Wilderness Fishing, LLC

P.O. Box 83707
Fairbanks, AK 99708
cell: 907.322.8004

phone: 907.479.0479


Day Trips • Arctic Grayling • Salmon

Catch and Release Philosophy

Continuation of Alaska's high quality sport fishing will depend upon more anglers choosing to practice catch and release. Even though you will be fishing in a wild and remote area, nature has its limits. Research has indicated that a 15" grayling may be 15-20 years old. To keep the catch rates high, we have elected to require catch and release fishing for all Arctic Grayling on our trips. For salmon, all females are to be released. Male Coho and Chum may be kept in accordance with catch limits currently in effect. We require all King salmon to be released.
The Grayling in the systems you will be fishing, are wild. Grayling are tough when it comes to surviving an Alaskan winter, but do not do well within a hatchery, plant-in-stream environment.
Our goal is to maximize your fishing opportunity while assuring the health of the stocks of these wild grayling. This increases the possible number of fish available for you to catch. Additionally, they do not freeze well at all. Grayling meat turns to mush when frozen then thawed. Another reason to go with catch and release.

Many sport fishing guides and lodges in Alaska now practice or require catch and release fishing for Rainbow trout, Steelhead and even Pike. Most now are bringing Grayling into their catch and release practices.

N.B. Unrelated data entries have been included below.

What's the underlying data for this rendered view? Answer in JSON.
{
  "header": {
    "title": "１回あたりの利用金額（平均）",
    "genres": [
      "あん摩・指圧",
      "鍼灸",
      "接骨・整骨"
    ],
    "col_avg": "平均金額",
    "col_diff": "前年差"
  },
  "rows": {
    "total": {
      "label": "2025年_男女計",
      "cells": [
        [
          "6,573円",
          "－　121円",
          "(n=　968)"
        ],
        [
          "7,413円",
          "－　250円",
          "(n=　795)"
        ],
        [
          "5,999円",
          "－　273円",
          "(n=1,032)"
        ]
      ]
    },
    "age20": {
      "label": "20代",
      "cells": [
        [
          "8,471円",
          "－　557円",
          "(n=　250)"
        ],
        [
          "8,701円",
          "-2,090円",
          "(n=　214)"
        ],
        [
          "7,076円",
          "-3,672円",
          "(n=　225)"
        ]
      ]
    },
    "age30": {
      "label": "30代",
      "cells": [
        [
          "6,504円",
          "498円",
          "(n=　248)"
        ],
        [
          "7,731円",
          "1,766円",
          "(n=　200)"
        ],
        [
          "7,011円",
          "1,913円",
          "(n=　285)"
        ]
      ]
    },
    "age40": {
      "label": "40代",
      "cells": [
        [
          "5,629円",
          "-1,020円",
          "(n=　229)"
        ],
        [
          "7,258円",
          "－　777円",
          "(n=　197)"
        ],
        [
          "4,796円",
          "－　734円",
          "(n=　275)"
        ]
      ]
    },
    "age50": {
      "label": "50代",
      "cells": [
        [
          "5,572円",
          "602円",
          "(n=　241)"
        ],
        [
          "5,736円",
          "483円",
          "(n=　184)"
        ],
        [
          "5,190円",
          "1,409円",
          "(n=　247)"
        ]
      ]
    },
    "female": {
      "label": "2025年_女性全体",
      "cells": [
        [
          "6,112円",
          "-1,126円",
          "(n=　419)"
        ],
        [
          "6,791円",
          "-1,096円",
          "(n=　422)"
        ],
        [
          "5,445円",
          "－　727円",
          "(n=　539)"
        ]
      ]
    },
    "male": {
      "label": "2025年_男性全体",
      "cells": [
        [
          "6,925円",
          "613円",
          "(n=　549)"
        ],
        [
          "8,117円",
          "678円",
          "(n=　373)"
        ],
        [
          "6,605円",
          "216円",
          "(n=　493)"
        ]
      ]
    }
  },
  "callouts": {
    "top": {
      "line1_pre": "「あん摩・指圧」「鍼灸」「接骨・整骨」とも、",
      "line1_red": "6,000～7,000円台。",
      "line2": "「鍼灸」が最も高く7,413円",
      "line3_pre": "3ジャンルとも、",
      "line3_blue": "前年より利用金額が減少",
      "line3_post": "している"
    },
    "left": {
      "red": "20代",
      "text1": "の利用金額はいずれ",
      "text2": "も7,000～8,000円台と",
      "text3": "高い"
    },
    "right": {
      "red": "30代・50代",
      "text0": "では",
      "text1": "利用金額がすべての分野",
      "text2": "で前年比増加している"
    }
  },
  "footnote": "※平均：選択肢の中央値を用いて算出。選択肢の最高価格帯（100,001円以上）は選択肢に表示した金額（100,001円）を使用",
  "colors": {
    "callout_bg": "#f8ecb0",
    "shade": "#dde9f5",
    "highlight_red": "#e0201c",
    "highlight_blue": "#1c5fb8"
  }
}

Wise management (both officially and via self-management) dictates that grayling will survive sustained catch and release practices. This is why we are able to offer fishing trips where you will catch the maximum number of fish possible, yet return them to the stream to fight another day.

For salmon we promote catch and release. However if you do wish to keep your limit of salmon, you may keep the male Chum and male Coho salmon. The females deposit their eggs in only one redd (nest). A male may service up to several redds. All the salmon in our fishing area, Kings, Silvers and Chums, die after they spawn; following their return to the freshwater streams they were hatched in. We require all King salmon to be released.

Current "best practices" for releasing a fish

  • Used pinched barb or barbless hooks
  • Land the fish quickly
  • Keep the fish in the water
  • Avoid touching the gills
  • Wet your hands before handling the fish
  • Handle the fish gently
  • Back the hook out gently
  • Cut the line if the fish is deeply hooked
  • Support the fish facing into the current until it swims away

Click here for a video from Orvis on catch and release.

Click here for a video on how to catch an Arctic Grayling.






Questions? Comments? E-mail us at: guide@wildernessfishing.com